In a previous editorial, I set out STVR’s policy on extending conference papers to journal submissions . The major requirements are that the journal version must have at least 30% new material, the journal version must include a citation to the conference paper, and the journal version must discuss the conference paper and summarize the new material. Here I suggest some practical guidelines for how to do the extension.
The extension should start with four broad changes:
If the same title is used, then you would have two papers with the same title. That is confusing to everybody who reads or references either paper. If the same abstract is used, then no reader (reviewer or otherwise) will believe the journal submission is different. Don’t just add a few sentences, rewrite the whole thing!
It might be possible to just have one of (3) or (4), not both, but from my experience, it would be very hard to get that past the reviewers.
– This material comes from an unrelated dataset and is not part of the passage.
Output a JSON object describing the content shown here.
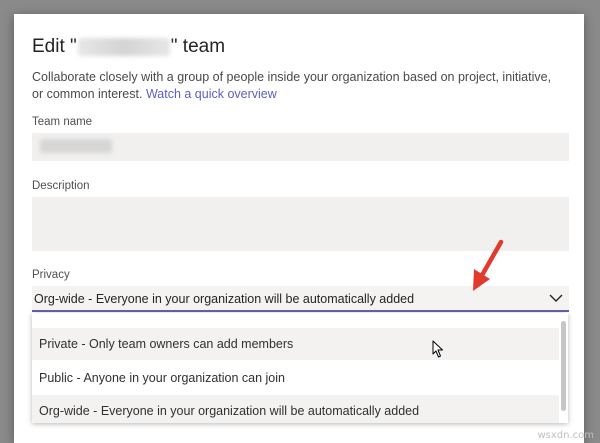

Many times I have seen papers extended with only a new idea, and the reviewers almost invariably require an empirical evaluation (major revision). Likewise, if a paper extends the experiment without adding a new theory or idea, the reviewers are very likely to respond by saying “nothing new, reject.” That is, a stronger experiment (more subjects, more rigorous analysis, etc.) may increase our confidence in the conclusions, but if the conclusions are unchanged, it’s very hard to convince the reviewers to publish the new version.
Several other things should be changed as well. I suggest throwing out the old introduction, outlining a new introduction, and then writing it completely. Again, if the reviewers have read the introduction before, you are almost asking them to reject the paper on the basis of not enough new material.
Add additional related work. Add a lot of additional related work! Conference papers are almost always limited to 8 to 10 pages, and we often make our related work section as short as possible to leave room for the “good stuff” (our ideas). With a journal version, you have much more space to write, so use it. Journal reviewers are much more likely to criticize not having enough references than having too many references.
Add more examples and explanations. Add more data in the form of tables and figures. Reflect on all the hard decisions you made when forcing the conference paper into a small box, and put some of that material back in. The editor or reviewers will do a side-by-side comparison of the conference and journal papers. You want it to look as if the conference paper was the primitive or immature version, and the journal paper is all grown up. You emphatically do not want the journal version to look like the same paper with a few sentences added here and there.
Finally, rewrite everything. Clean up the writing, polish the sentence structure, check the grammar and punctuation again, and edit, edit, edit. My favorite writing teacher told me there are no great writers, just great editors.
I want to thank Rob Hierons for discussions leading to this editorial, and many students for helping me refine these suggestions. Jeff Offutt. STVR Policy on Extending Conference Papers to Journal Submissions (Editorial), Wiley’s journal of Software Testing, Verification, and Reliability, 26(4), June 2016.
George Mason University
4 October 2016